This week the government has pledged to review the scheme but people on low incomes could continue to fall through the net without automatic enrolment across all qualifying groups, according to Uswitch.

The price comparison website’s research found that more than half (56%) of those in the broader group found the application process difficult, and a third (32%) didn’t even know the money was available.

Uswitch estimates there is a £325m shortfall between the amount of funds required and the amount available.

The government pledged in its Energy White Paper earlier this week to expand the pot of money to £475m from 2022/23, granting support to 750,000 additional people and increasing the discount to £150.

However, this means there is still a two-year delay in which an estimated 2.3 million people could continue to miss out.

Richard Neudegg, head of regulation at Uswitch.com, said: “The government is making the right noises on possible reforms to the Warm Home Discount, but these can’t come fast enough.

“Ten years on from its launch, both the first come first served nature of the scheme, and its fixed pot of money, look increasingly outdated.
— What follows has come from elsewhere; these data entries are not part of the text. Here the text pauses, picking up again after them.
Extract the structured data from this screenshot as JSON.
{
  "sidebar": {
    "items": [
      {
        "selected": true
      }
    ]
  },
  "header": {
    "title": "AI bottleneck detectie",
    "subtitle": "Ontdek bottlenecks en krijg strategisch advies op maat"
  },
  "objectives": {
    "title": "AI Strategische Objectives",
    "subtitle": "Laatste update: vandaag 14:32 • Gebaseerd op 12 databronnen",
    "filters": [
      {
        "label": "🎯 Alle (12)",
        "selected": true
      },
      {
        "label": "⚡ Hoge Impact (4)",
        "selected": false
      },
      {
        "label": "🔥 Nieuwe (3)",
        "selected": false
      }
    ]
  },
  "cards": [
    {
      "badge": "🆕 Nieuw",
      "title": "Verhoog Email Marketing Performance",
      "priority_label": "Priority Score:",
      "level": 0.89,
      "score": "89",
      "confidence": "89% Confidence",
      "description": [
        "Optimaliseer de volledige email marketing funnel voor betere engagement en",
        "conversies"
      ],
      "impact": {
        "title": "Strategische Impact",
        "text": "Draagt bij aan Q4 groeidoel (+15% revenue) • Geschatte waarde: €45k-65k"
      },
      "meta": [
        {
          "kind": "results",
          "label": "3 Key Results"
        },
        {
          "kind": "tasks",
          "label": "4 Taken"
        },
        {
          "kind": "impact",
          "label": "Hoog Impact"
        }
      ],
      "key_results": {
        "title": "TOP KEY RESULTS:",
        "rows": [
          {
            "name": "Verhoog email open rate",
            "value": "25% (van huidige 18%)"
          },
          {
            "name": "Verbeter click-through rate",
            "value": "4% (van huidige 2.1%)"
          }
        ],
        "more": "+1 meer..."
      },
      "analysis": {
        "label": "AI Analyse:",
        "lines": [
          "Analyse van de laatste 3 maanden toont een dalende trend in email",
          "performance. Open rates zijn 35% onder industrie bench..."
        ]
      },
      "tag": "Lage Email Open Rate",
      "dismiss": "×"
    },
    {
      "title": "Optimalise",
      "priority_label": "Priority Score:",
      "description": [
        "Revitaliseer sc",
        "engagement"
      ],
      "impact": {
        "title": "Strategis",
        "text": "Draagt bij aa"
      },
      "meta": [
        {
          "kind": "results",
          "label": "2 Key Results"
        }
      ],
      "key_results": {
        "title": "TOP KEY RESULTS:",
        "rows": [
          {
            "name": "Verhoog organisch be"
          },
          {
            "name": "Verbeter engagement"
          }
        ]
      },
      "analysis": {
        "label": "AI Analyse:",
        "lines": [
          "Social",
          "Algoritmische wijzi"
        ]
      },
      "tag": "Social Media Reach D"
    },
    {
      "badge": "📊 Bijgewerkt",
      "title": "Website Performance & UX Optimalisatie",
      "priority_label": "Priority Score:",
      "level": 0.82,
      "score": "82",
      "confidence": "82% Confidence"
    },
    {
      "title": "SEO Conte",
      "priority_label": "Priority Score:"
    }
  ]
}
The pandemic has thrown this issue into even starker focus, with so many more people finding themselves on the energy breadline and struggling to pay their bills.

“Many vulnerable people will have missed out on the Warm Home Discount this year, just because they applied later than the 1.2 million people who were quicker to join the queue back in the summer.

“We now estimate that about 2.3 million households have fallen through the net this year, and this number is only likely to grow as the economic consequences of the pandemic leave an increasing number of people in fuel poverty.

“We are now calling on the government to standardise who should be eligible under the broader group and then simplify the process by providing the discount automatically, as already happens with the core group.”